START Dataset
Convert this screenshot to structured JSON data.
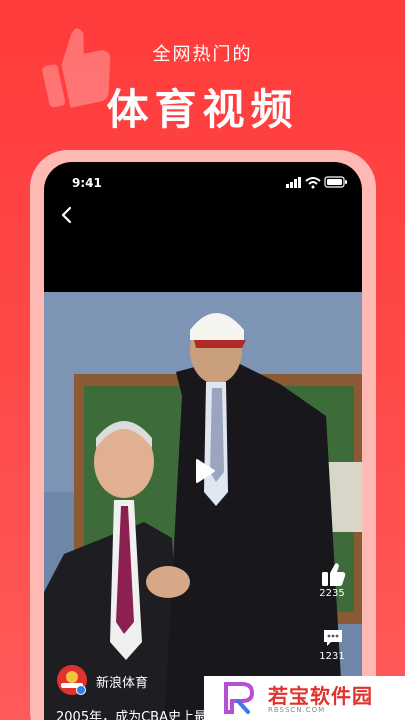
{
  "header": {
    "subtitle": "全网热门的",
    "title": "体育视频"
  },
  "status_bar": {
    "time": "9:41"
  },
  "video": {
    "likes": "2235",
    "comments": "1231"
  },
  "channel": {
    "name": "新浪体育",
    "caption": "2005年，成为CBA史上最"
  },
  "watermark": {
    "text": "若宝软件园",
    "sub": "RBSSCN.COM"
  },
  "icons": [
    "thumbs-up-icon",
    "back-icon",
    "play-icon",
    "like-icon",
    "comment-icon",
    "signal-icon",
    "wifi-icon",
    "battery-icon"
  ],
  "colors": {
    "background": "#ff4141",
    "frame": "#ffb9b4",
    "accent": "#e0322f"
  }
}
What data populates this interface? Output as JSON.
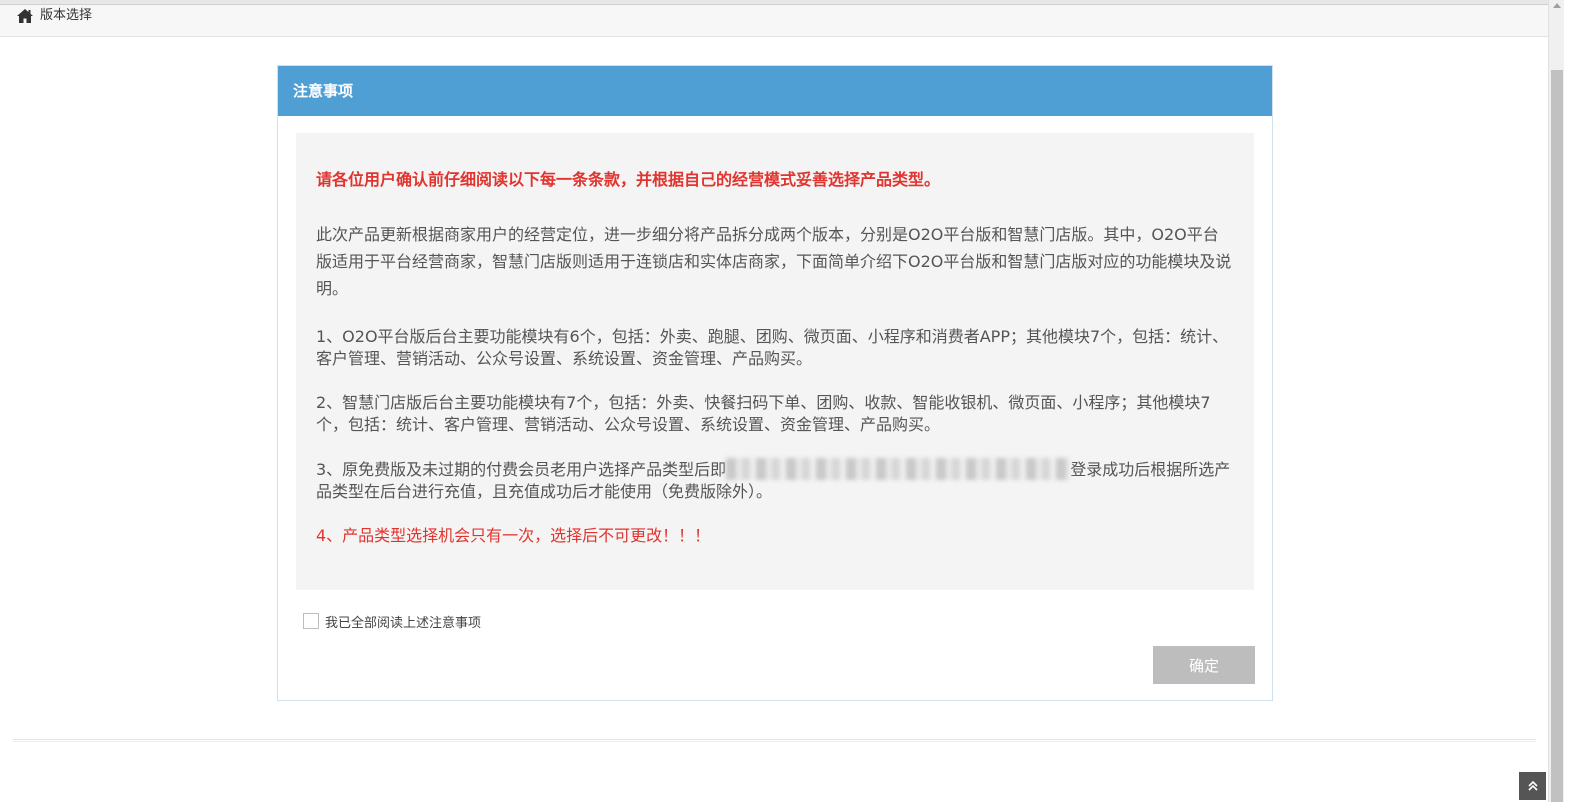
{
  "breadcrumb": {
    "label": "版本选择",
    "icon": "home-icon"
  },
  "panel": {
    "title": "注意事项",
    "notice_heading": "请各位用户确认前仔细阅读以下每一条条款，并根据自己的经营模式妥善选择产品类型。",
    "intro": "此次产品更新根据商家用户的经营定位，进一步细分将产品拆分成两个版本，分别是O2O平台版和智慧门店版。其中，O2O平台版适用于平台经营商家，智慧门店版则适用于连锁店和实体店商家，下面简单介绍下O2O平台版和智慧门店版对应的功能模块及说明。",
    "item1": "1、O2O平台版后台主要功能模块有6个，包括：外卖、跑腿、团购、微页面、小程序和消费者APP；其他模块7个，包括：统计、客户管理、营销活动、公众号设置、系统设置、资金管理、产品购买。",
    "item2": "2、智慧门店版后台主要功能模块有7个，包括：外卖、快餐扫码下单、团购、收款、智能收银机、微页面、小程序；其他模块7个，包括：统计、客户管理、营销活动、公众号设置、系统设置、资金管理、产品购买。",
    "item3_before": "3、原免费版及未过期的付费会员老用户选择产品类型后即",
    "item3_after": "登录成功后根据所选产品类型在后台进行充值，且充值成功后才能使用（免费版除外）。",
    "item4": "4、产品类型选择机会只有一次，选择后不可更改！！！",
    "agree_label": "我已全部阅读上述注意事项",
    "confirm_label": "确定"
  },
  "colors": {
    "header_blue": "#4f9fd5",
    "warning_red": "#e2342e",
    "button_disabled": "#bdbdbd"
  }
}
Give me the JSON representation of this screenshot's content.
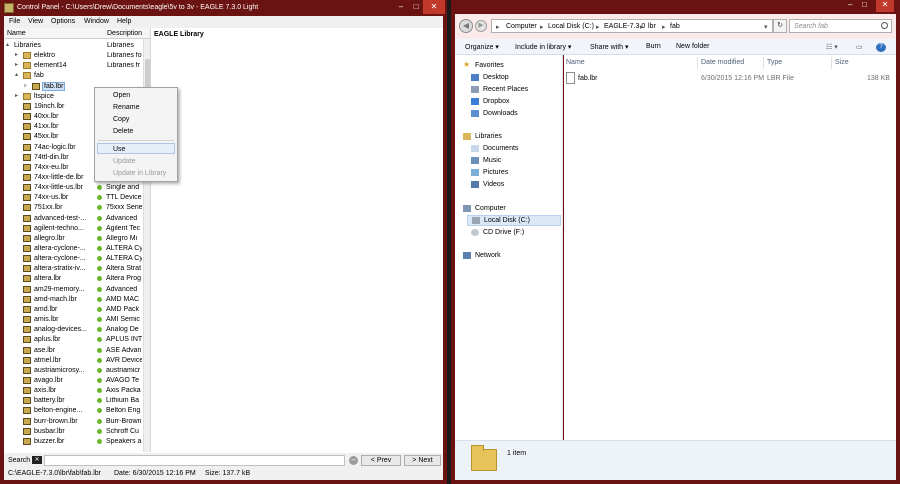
{
  "eagle": {
    "title": "Control Panel - C:\\Users\\Drew\\Documents\\eagle\\5v to 3v - EAGLE 7.3.0 Light",
    "menu": [
      "File",
      "View",
      "Options",
      "Window",
      "Help"
    ],
    "tree_header": {
      "name": "Name",
      "description": "Description"
    },
    "tree": [
      {
        "arrow": "▴",
        "level": 0,
        "icon": "none",
        "name": "Libraries",
        "desc": "Libraries"
      },
      {
        "arrow": "▸",
        "level": 1,
        "icon": "folder",
        "name": "elektro",
        "desc": "Libraries fo"
      },
      {
        "arrow": "▸",
        "level": 1,
        "icon": "folder",
        "name": "element14",
        "desc": "Libraries fr"
      },
      {
        "arrow": "▴",
        "level": 1,
        "icon": "folder",
        "name": "fab",
        "desc": ""
      },
      {
        "arrow": "▹",
        "level": 2,
        "icon": "lbr",
        "name": "fab.lbr",
        "desc": "",
        "selected": true
      },
      {
        "arrow": "▸",
        "level": 1,
        "icon": "folder",
        "name": "ltspice",
        "desc": ""
      },
      {
        "arrow": "",
        "level": 1,
        "icon": "lbr",
        "name": "19inch.lbr",
        "desc": ""
      },
      {
        "arrow": "",
        "level": 1,
        "icon": "lbr",
        "name": "40xx.lbr",
        "desc": ""
      },
      {
        "arrow": "",
        "level": 1,
        "icon": "lbr",
        "name": "41xx.lbr",
        "desc": ""
      },
      {
        "arrow": "",
        "level": 1,
        "icon": "lbr",
        "name": "45xx.lbr",
        "desc": ""
      },
      {
        "arrow": "",
        "level": 1,
        "icon": "lbr",
        "name": "74ac-logic.lbr",
        "desc": ""
      },
      {
        "arrow": "",
        "level": 1,
        "icon": "lbr",
        "name": "74ttl-din.lbr",
        "desc": ""
      },
      {
        "arrow": "",
        "level": 1,
        "icon": "lbr",
        "name": "74xx-eu.lbr",
        "desc": ""
      },
      {
        "arrow": "",
        "level": 1,
        "icon": "lbr",
        "name": "74xx-little-de.lbr",
        "desc": ""
      },
      {
        "arrow": "",
        "level": 1,
        "icon": "lbr",
        "name": "74xx-little-us.lbr",
        "desc": "Single and",
        "dot": true
      },
      {
        "arrow": "",
        "level": 1,
        "icon": "lbr",
        "name": "74xx-us.lbr",
        "desc": "TTL Device",
        "dot": true
      },
      {
        "arrow": "",
        "level": 1,
        "icon": "lbr",
        "name": "751xx.lbr",
        "desc": "75xxx Serie",
        "dot": true
      },
      {
        "arrow": "",
        "level": 1,
        "icon": "lbr",
        "name": "advanced-test-...",
        "desc": "Advanced",
        "dot": true
      },
      {
        "arrow": "",
        "level": 1,
        "icon": "lbr",
        "name": "agilent-techno...",
        "desc": "Agilent Tec",
        "dot": true
      },
      {
        "arrow": "",
        "level": 1,
        "icon": "lbr",
        "name": "allegro.lbr",
        "desc": "Allegro Mi",
        "dot": true
      },
      {
        "arrow": "",
        "level": 1,
        "icon": "lbr",
        "name": "altera-cyclone-...",
        "desc": "ALTERA Cy",
        "dot": true
      },
      {
        "arrow": "",
        "level": 1,
        "icon": "lbr",
        "name": "altera-cyclone-...",
        "desc": "ALTERA Cy",
        "dot": true
      },
      {
        "arrow": "",
        "level": 1,
        "icon": "lbr",
        "name": "altera-stratix-iv...",
        "desc": "Altera Strat",
        "dot": true
      },
      {
        "arrow": "",
        "level": 1,
        "icon": "lbr",
        "name": "altera.lbr",
        "desc": "Altera Prog",
        "dot": true
      },
      {
        "arrow": "",
        "level": 1,
        "icon": "lbr",
        "name": "am29-memory...",
        "desc": "Advanced",
        "dot": true
      },
      {
        "arrow": "",
        "level": 1,
        "icon": "lbr",
        "name": "amd-mach.lbr",
        "desc": "AMD MAC",
        "dot": true
      },
      {
        "arrow": "",
        "level": 1,
        "icon": "lbr",
        "name": "amd.lbr",
        "desc": "AMD Pack",
        "dot": true
      },
      {
        "arrow": "",
        "level": 1,
        "icon": "lbr",
        "name": "amis.lbr",
        "desc": "AMI Semic",
        "dot": true
      },
      {
        "arrow": "",
        "level": 1,
        "icon": "lbr",
        "name": "analog-devices...",
        "desc": "Analog De",
        "dot": true
      },
      {
        "arrow": "",
        "level": 1,
        "icon": "lbr",
        "name": "aplus.lbr",
        "desc": "APLUS INT",
        "dot": true
      },
      {
        "arrow": "",
        "level": 1,
        "icon": "lbr",
        "name": "ase.lbr",
        "desc": "ASE Advan",
        "dot": true
      },
      {
        "arrow": "",
        "level": 1,
        "icon": "lbr",
        "name": "atmel.lbr",
        "desc": "AVR Device",
        "dot": true
      },
      {
        "arrow": "",
        "level": 1,
        "icon": "lbr",
        "name": "austriamicrosy...",
        "desc": "austriamicr",
        "dot": true
      },
      {
        "arrow": "",
        "level": 1,
        "icon": "lbr",
        "name": "avago.lbr",
        "desc": "AVAGO Te",
        "dot": true
      },
      {
        "arrow": "",
        "level": 1,
        "icon": "lbr",
        "name": "axis.lbr",
        "desc": "Axis Packa",
        "dot": true
      },
      {
        "arrow": "",
        "level": 1,
        "icon": "lbr",
        "name": "battery.lbr",
        "desc": "Lithium Ba",
        "dot": true
      },
      {
        "arrow": "",
        "level": 1,
        "icon": "lbr",
        "name": "belton-engine...",
        "desc": "Belton Eng",
        "dot": true
      },
      {
        "arrow": "",
        "level": 1,
        "icon": "lbr",
        "name": "burr-brown.lbr",
        "desc": "Burr-Brown",
        "dot": true
      },
      {
        "arrow": "",
        "level": 1,
        "icon": "lbr",
        "name": "busbar.lbr",
        "desc": "Schroff Cu",
        "dot": true
      },
      {
        "arrow": "",
        "level": 1,
        "icon": "lbr",
        "name": "buzzer.lbr",
        "desc": "Speakers a",
        "dot": true
      }
    ],
    "context_menu": [
      {
        "label": "Open",
        "disabled": false
      },
      {
        "label": "Rename",
        "disabled": false
      },
      {
        "label": "Copy",
        "disabled": false
      },
      {
        "label": "Delete",
        "disabled": false
      },
      {
        "label": "Use",
        "disabled": false,
        "highlighted": true
      },
      {
        "label": "Update",
        "disabled": true
      },
      {
        "label": "Update in Library",
        "disabled": true
      }
    ],
    "detail_title": "EAGLE Library",
    "search": {
      "label": "Search",
      "clear_icon": "clear-icon",
      "value": "",
      "prev": "< Prev",
      "next": "> Next"
    },
    "status": {
      "path": "C:\\EAGLE-7.3.0\\lbr\\fab\\fab.lbr",
      "date": "Date: 6/30/2015 12:16 PM",
      "size": "Size: 137.7 kB"
    }
  },
  "explorer": {
    "address": [
      "Computer",
      "Local Disk (C:)",
      "EAGLE-7.3.0",
      "lbr",
      "fab"
    ],
    "search_placeholder": "Search fab",
    "commands": [
      "Organize ▾",
      "Include in library ▾",
      "Share with ▾",
      "Burn",
      "New folder"
    ],
    "nav": {
      "favorites": {
        "title": "Favorites",
        "items": [
          "Desktop",
          "Recent Places",
          "Dropbox",
          "Downloads"
        ]
      },
      "libraries": {
        "title": "Libraries",
        "items": [
          "Documents",
          "Music",
          "Pictures",
          "Videos"
        ]
      },
      "computer": {
        "title": "Computer",
        "items": [
          "Local Disk (C:)",
          "CD Drive (F:)"
        ]
      },
      "network": {
        "title": "Network"
      }
    },
    "columns": [
      "Name",
      "Date modified",
      "Type",
      "Size"
    ],
    "files": [
      {
        "name": "fab.lbr",
        "date": "6/30/2015 12:16 PM",
        "type": "LBR File",
        "size": "138 KB"
      }
    ],
    "item_count": "1 item"
  },
  "colors": {
    "window_frame": "#6b1313",
    "selection": "#cfe3f7",
    "dot_green": "#6ab82a"
  }
}
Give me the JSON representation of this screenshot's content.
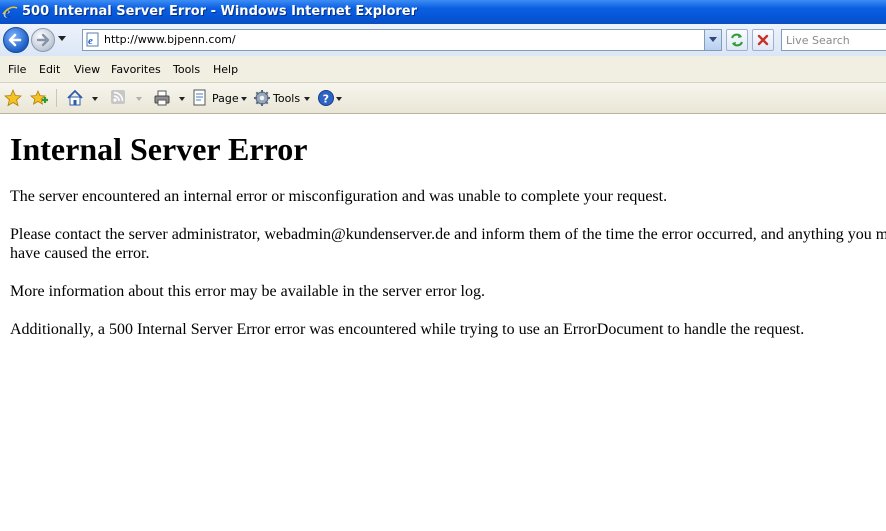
{
  "window": {
    "title": "500 Internal Server Error - Windows Internet Explorer"
  },
  "navbar": {
    "url": "http://www.bjpenn.com/",
    "search_placeholder": "Live Search"
  },
  "menu": [
    "File",
    "Edit",
    "View",
    "Favorites",
    "Tools",
    "Help"
  ],
  "command_bar": {
    "page_label": "Page",
    "tools_label": "Tools"
  },
  "page": {
    "heading": "Internal Server Error",
    "p1": "The server encountered an internal error or misconfiguration and was unable to complete your request.",
    "p2_line1": "Please contact the server administrator, webadmin@kundenserver.de and inform them of the time the error occurred, and anything you might have done that may",
    "p2_line2": "have caused the error.",
    "p3": "More information about this error may be available in the server error log.",
    "p4": "Additionally, a 500 Internal Server Error error was encountered while trying to use an ErrorDocument to handle the request."
  },
  "colors": {
    "titlebar": "#0a5fe0",
    "menubar": "#f1efe2"
  }
}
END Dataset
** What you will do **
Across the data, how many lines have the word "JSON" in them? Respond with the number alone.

** Result below **
4